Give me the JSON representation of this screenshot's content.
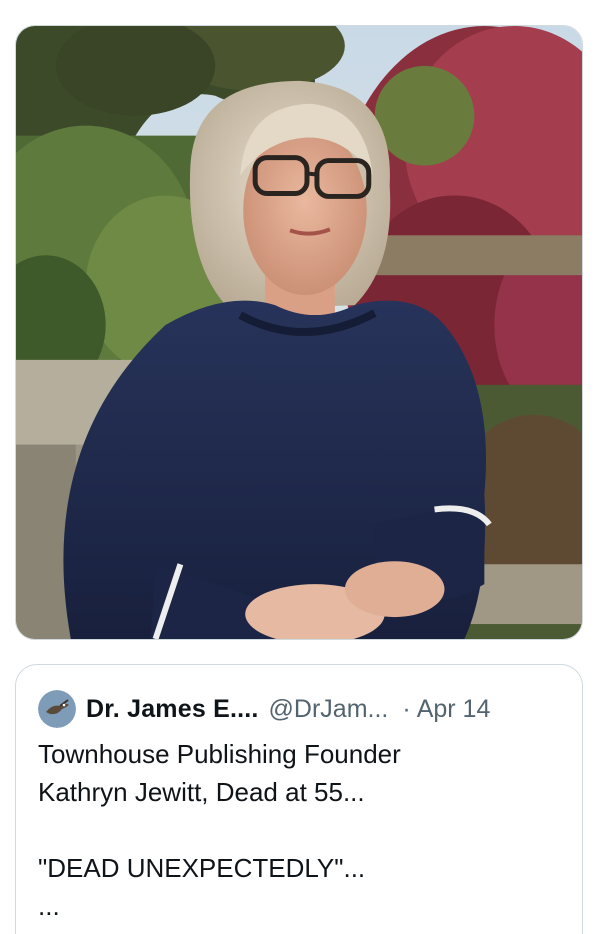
{
  "media": {
    "photo_alt": ""
  },
  "quoted_tweet": {
    "author_name": "Dr. James E....",
    "author_handle": "@DrJam...",
    "separator": "·",
    "date": "Apr 14",
    "text_lines": [
      "Townhouse Publishing Founder",
      "Kathryn Jewitt, Dead at 55...",
      "",
      "\"DEAD UNEXPECTEDLY\"...",
      "..."
    ]
  },
  "icons": {
    "avatar": "bird-avatar-icon"
  },
  "colors": {
    "border": "#cfd9de",
    "primary_text": "#0f1419",
    "secondary_text": "#536471",
    "sweater": "#1f2a4a"
  }
}
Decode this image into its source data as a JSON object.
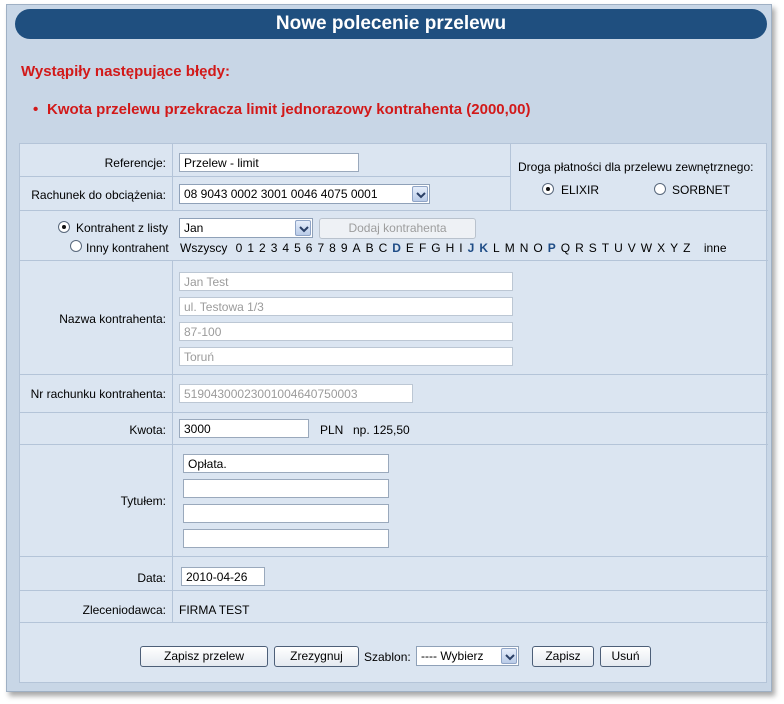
{
  "title": "Nowe polecenie przelewu",
  "errors": {
    "heading": "Wystąpiły następujące błędy:",
    "items": [
      "Kwota przelewu przekracza limit jednorazowy kontrahenta (2000,00)"
    ]
  },
  "form": {
    "referencja": {
      "label": "Referencje:",
      "value": "Przelew - limit"
    },
    "rachunek": {
      "label": "Rachunek do obciążenia:",
      "value": "08 9043 0002 3001 0046 4075 0001"
    },
    "droga": {
      "label": "Droga płatności dla przelewu zewnętrznego:",
      "options": [
        "ELIXIR",
        "SORBNET"
      ],
      "selected": "ELIXIR"
    },
    "kontrahent": {
      "option_list": "Kontrahent z listy",
      "option_other": "Inny kontrahent",
      "selected": "Kontrahent z listy",
      "select_value": "Jan",
      "add_button": "Dodaj kontrahenta",
      "alphabet_all": "Wszyscy",
      "alphabet": [
        "0",
        "1",
        "2",
        "3",
        "4",
        "5",
        "6",
        "7",
        "8",
        "9",
        "A",
        "B",
        "C",
        "D",
        "E",
        "F",
        "G",
        "H",
        "I",
        "J",
        "K",
        "L",
        "M",
        "N",
        "O",
        "P",
        "Q",
        "R",
        "S",
        "T",
        "U",
        "V",
        "W",
        "X",
        "Y",
        "Z"
      ],
      "alphabet_highlighted": [
        "D",
        "J",
        "K",
        "P"
      ],
      "alphabet_other": "inne"
    },
    "nazwa": {
      "label": "Nazwa kontrahenta:",
      "lines": [
        "Jan Test",
        "ul. Testowa 1/3",
        "87-100",
        "Toruń"
      ]
    },
    "nr_rachunku": {
      "label": "Nr rachunku kontrahenta:",
      "value": "51904300023001004640750003"
    },
    "kwota": {
      "label": "Kwota:",
      "value": "3000",
      "currency": "PLN",
      "hint": "np. 125,50"
    },
    "tytul": {
      "label": "Tytułem:",
      "lines": [
        "Opłata.",
        "",
        "",
        ""
      ]
    },
    "data": {
      "label": "Data:",
      "value": "2010-04-26"
    },
    "zleceniodawca": {
      "label": "Zleceniodawca:",
      "value": "FIRMA TEST"
    }
  },
  "actions": {
    "save": "Zapisz przelew",
    "cancel": "Zrezygnuj",
    "template_label": "Szablon:",
    "template_value": "---- Wybierz",
    "template_save": "Zapisz",
    "template_delete": "Usuń"
  },
  "colors": {
    "title_bg": "#1f4f7f",
    "error": "#d21919",
    "panel_bg": "#dbe5f1",
    "frame_bg": "#c8d6e6"
  }
}
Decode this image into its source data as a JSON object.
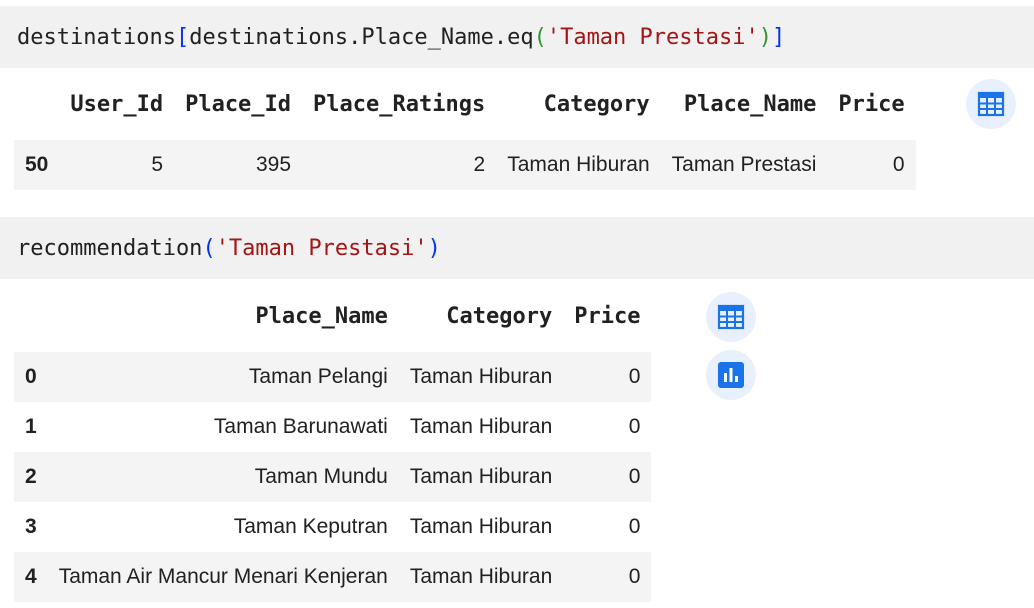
{
  "cell1": {
    "code_obj": "destinations",
    "code_open_br": "[",
    "code_mid": "destinations.Place_Name.eq",
    "code_open_paren": "(",
    "code_str": "'Taman Prestasi'",
    "code_close_paren": ")",
    "code_close_br": "]"
  },
  "output1": {
    "headers": [
      "",
      "User_Id",
      "Place_Id",
      "Place_Ratings",
      "Category",
      "Place_Name",
      "Price"
    ],
    "rows": [
      [
        "50",
        "5",
        "395",
        "2",
        "Taman Hiburan",
        "Taman Prestasi",
        "0"
      ]
    ],
    "table_icon": "table-view-icon"
  },
  "cell2": {
    "code_fn": "recommendation",
    "code_open_paren": "(",
    "code_str": "'Taman Prestasi'",
    "code_close_paren": ")"
  },
  "output2": {
    "headers": [
      "",
      "Place_Name",
      "Category",
      "Price"
    ],
    "rows": [
      [
        "0",
        "Taman Pelangi",
        "Taman Hiburan",
        "0"
      ],
      [
        "1",
        "Taman Barunawati",
        "Taman Hiburan",
        "0"
      ],
      [
        "2",
        "Taman Mundu",
        "Taman Hiburan",
        "0"
      ],
      [
        "3",
        "Taman Keputran",
        "Taman Hiburan",
        "0"
      ],
      [
        "4",
        "Taman Air Mancur Menari Kenjeran",
        "Taman Hiburan",
        "0"
      ]
    ],
    "table_icon": "table-view-icon",
    "chart_icon": "bar-chart-icon"
  },
  "colors": {
    "cell_bg": "#f1f1f1",
    "string": "#a31515",
    "bracket": "#0431fa",
    "paren": "#319331",
    "icon_bg": "#e8f0fe",
    "icon_fg": "#1a73e8"
  }
}
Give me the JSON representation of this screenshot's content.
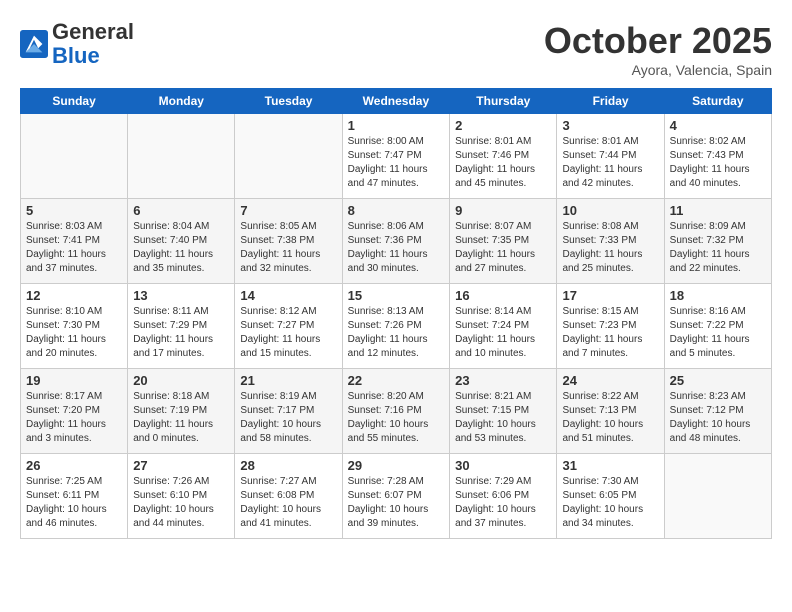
{
  "header": {
    "logo_general": "General",
    "logo_blue": "Blue",
    "month": "October 2025",
    "location": "Ayora, Valencia, Spain"
  },
  "days_of_week": [
    "Sunday",
    "Monday",
    "Tuesday",
    "Wednesday",
    "Thursday",
    "Friday",
    "Saturday"
  ],
  "weeks": [
    [
      {
        "num": "",
        "info": ""
      },
      {
        "num": "",
        "info": ""
      },
      {
        "num": "",
        "info": ""
      },
      {
        "num": "1",
        "info": "Sunrise: 8:00 AM\nSunset: 7:47 PM\nDaylight: 11 hours and 47 minutes."
      },
      {
        "num": "2",
        "info": "Sunrise: 8:01 AM\nSunset: 7:46 PM\nDaylight: 11 hours and 45 minutes."
      },
      {
        "num": "3",
        "info": "Sunrise: 8:01 AM\nSunset: 7:44 PM\nDaylight: 11 hours and 42 minutes."
      },
      {
        "num": "4",
        "info": "Sunrise: 8:02 AM\nSunset: 7:43 PM\nDaylight: 11 hours and 40 minutes."
      }
    ],
    [
      {
        "num": "5",
        "info": "Sunrise: 8:03 AM\nSunset: 7:41 PM\nDaylight: 11 hours and 37 minutes."
      },
      {
        "num": "6",
        "info": "Sunrise: 8:04 AM\nSunset: 7:40 PM\nDaylight: 11 hours and 35 minutes."
      },
      {
        "num": "7",
        "info": "Sunrise: 8:05 AM\nSunset: 7:38 PM\nDaylight: 11 hours and 32 minutes."
      },
      {
        "num": "8",
        "info": "Sunrise: 8:06 AM\nSunset: 7:36 PM\nDaylight: 11 hours and 30 minutes."
      },
      {
        "num": "9",
        "info": "Sunrise: 8:07 AM\nSunset: 7:35 PM\nDaylight: 11 hours and 27 minutes."
      },
      {
        "num": "10",
        "info": "Sunrise: 8:08 AM\nSunset: 7:33 PM\nDaylight: 11 hours and 25 minutes."
      },
      {
        "num": "11",
        "info": "Sunrise: 8:09 AM\nSunset: 7:32 PM\nDaylight: 11 hours and 22 minutes."
      }
    ],
    [
      {
        "num": "12",
        "info": "Sunrise: 8:10 AM\nSunset: 7:30 PM\nDaylight: 11 hours and 20 minutes."
      },
      {
        "num": "13",
        "info": "Sunrise: 8:11 AM\nSunset: 7:29 PM\nDaylight: 11 hours and 17 minutes."
      },
      {
        "num": "14",
        "info": "Sunrise: 8:12 AM\nSunset: 7:27 PM\nDaylight: 11 hours and 15 minutes."
      },
      {
        "num": "15",
        "info": "Sunrise: 8:13 AM\nSunset: 7:26 PM\nDaylight: 11 hours and 12 minutes."
      },
      {
        "num": "16",
        "info": "Sunrise: 8:14 AM\nSunset: 7:24 PM\nDaylight: 11 hours and 10 minutes."
      },
      {
        "num": "17",
        "info": "Sunrise: 8:15 AM\nSunset: 7:23 PM\nDaylight: 11 hours and 7 minutes."
      },
      {
        "num": "18",
        "info": "Sunrise: 8:16 AM\nSunset: 7:22 PM\nDaylight: 11 hours and 5 minutes."
      }
    ],
    [
      {
        "num": "19",
        "info": "Sunrise: 8:17 AM\nSunset: 7:20 PM\nDaylight: 11 hours and 3 minutes."
      },
      {
        "num": "20",
        "info": "Sunrise: 8:18 AM\nSunset: 7:19 PM\nDaylight: 11 hours and 0 minutes."
      },
      {
        "num": "21",
        "info": "Sunrise: 8:19 AM\nSunset: 7:17 PM\nDaylight: 10 hours and 58 minutes."
      },
      {
        "num": "22",
        "info": "Sunrise: 8:20 AM\nSunset: 7:16 PM\nDaylight: 10 hours and 55 minutes."
      },
      {
        "num": "23",
        "info": "Sunrise: 8:21 AM\nSunset: 7:15 PM\nDaylight: 10 hours and 53 minutes."
      },
      {
        "num": "24",
        "info": "Sunrise: 8:22 AM\nSunset: 7:13 PM\nDaylight: 10 hours and 51 minutes."
      },
      {
        "num": "25",
        "info": "Sunrise: 8:23 AM\nSunset: 7:12 PM\nDaylight: 10 hours and 48 minutes."
      }
    ],
    [
      {
        "num": "26",
        "info": "Sunrise: 7:25 AM\nSunset: 6:11 PM\nDaylight: 10 hours and 46 minutes."
      },
      {
        "num": "27",
        "info": "Sunrise: 7:26 AM\nSunset: 6:10 PM\nDaylight: 10 hours and 44 minutes."
      },
      {
        "num": "28",
        "info": "Sunrise: 7:27 AM\nSunset: 6:08 PM\nDaylight: 10 hours and 41 minutes."
      },
      {
        "num": "29",
        "info": "Sunrise: 7:28 AM\nSunset: 6:07 PM\nDaylight: 10 hours and 39 minutes."
      },
      {
        "num": "30",
        "info": "Sunrise: 7:29 AM\nSunset: 6:06 PM\nDaylight: 10 hours and 37 minutes."
      },
      {
        "num": "31",
        "info": "Sunrise: 7:30 AM\nSunset: 6:05 PM\nDaylight: 10 hours and 34 minutes."
      },
      {
        "num": "",
        "info": ""
      }
    ]
  ]
}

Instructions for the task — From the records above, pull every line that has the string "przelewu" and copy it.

Written answer —
  "title": "Nowe polecenie przelewu",
      "Kwota przelewu przekracza limit jednorazowy kontrahenta (2000,00)"
      "label": "Droga płatności dla przelewu zewnętrznego:",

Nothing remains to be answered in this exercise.